_Task input_.
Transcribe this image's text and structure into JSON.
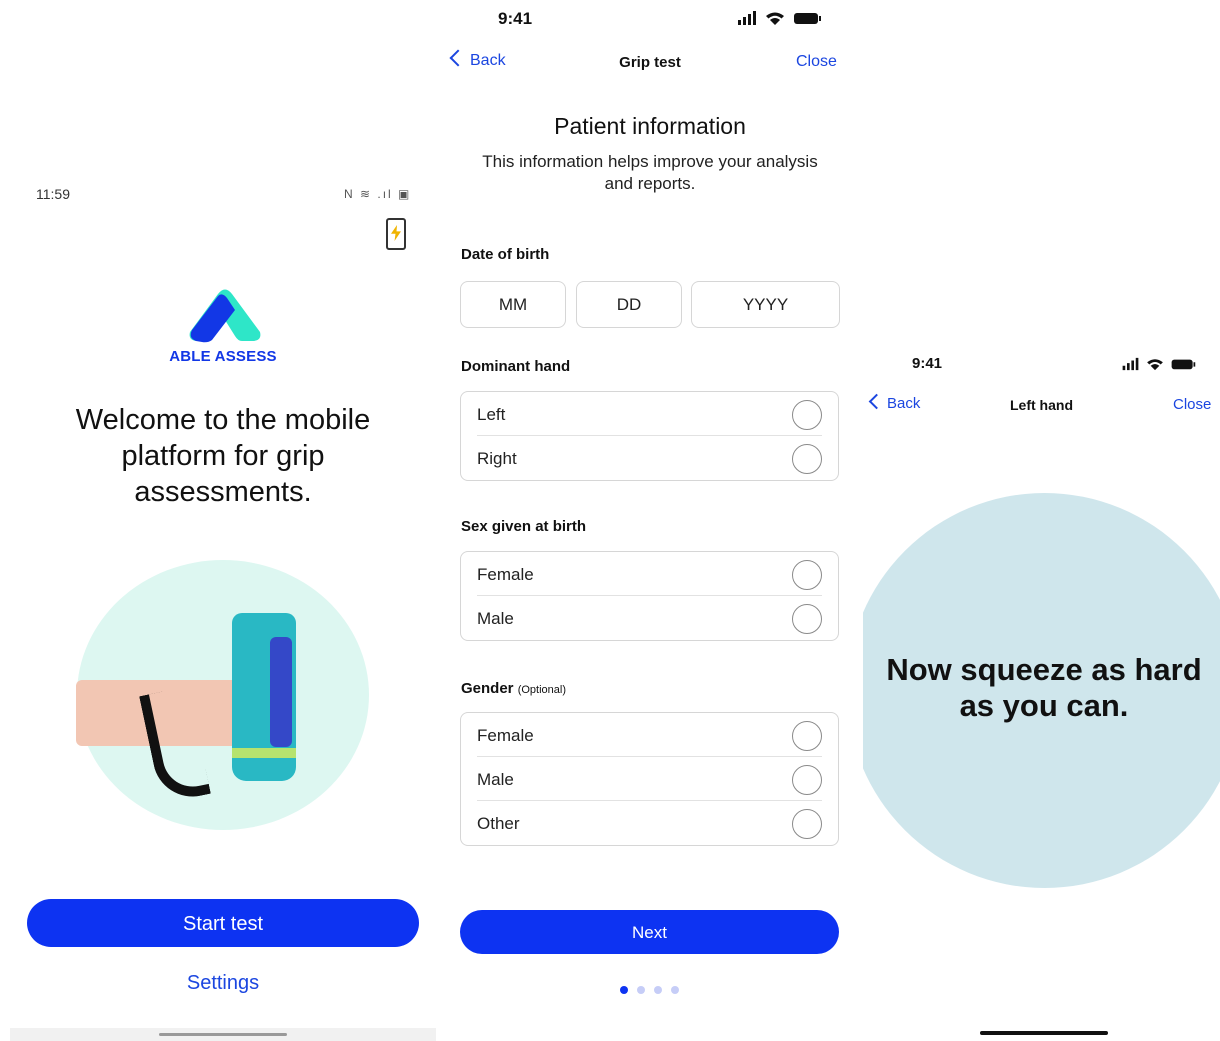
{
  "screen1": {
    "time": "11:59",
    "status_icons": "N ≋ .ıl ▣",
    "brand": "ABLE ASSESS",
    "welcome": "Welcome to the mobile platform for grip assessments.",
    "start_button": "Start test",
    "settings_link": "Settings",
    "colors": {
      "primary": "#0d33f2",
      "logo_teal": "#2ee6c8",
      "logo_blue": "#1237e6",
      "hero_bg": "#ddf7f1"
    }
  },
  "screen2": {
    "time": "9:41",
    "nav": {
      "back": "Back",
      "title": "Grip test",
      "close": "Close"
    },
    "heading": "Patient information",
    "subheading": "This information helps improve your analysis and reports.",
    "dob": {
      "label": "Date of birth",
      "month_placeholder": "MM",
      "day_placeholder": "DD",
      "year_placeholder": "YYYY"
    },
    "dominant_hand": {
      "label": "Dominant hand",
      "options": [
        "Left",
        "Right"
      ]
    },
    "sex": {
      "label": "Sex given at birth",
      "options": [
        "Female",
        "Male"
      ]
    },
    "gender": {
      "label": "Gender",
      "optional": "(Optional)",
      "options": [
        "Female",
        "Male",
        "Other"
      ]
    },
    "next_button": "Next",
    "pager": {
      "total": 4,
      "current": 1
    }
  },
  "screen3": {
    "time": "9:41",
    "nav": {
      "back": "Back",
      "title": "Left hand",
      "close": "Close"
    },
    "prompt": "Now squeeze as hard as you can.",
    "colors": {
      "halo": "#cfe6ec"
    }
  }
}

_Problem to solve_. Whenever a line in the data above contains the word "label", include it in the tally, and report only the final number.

_Solution for this task_. 4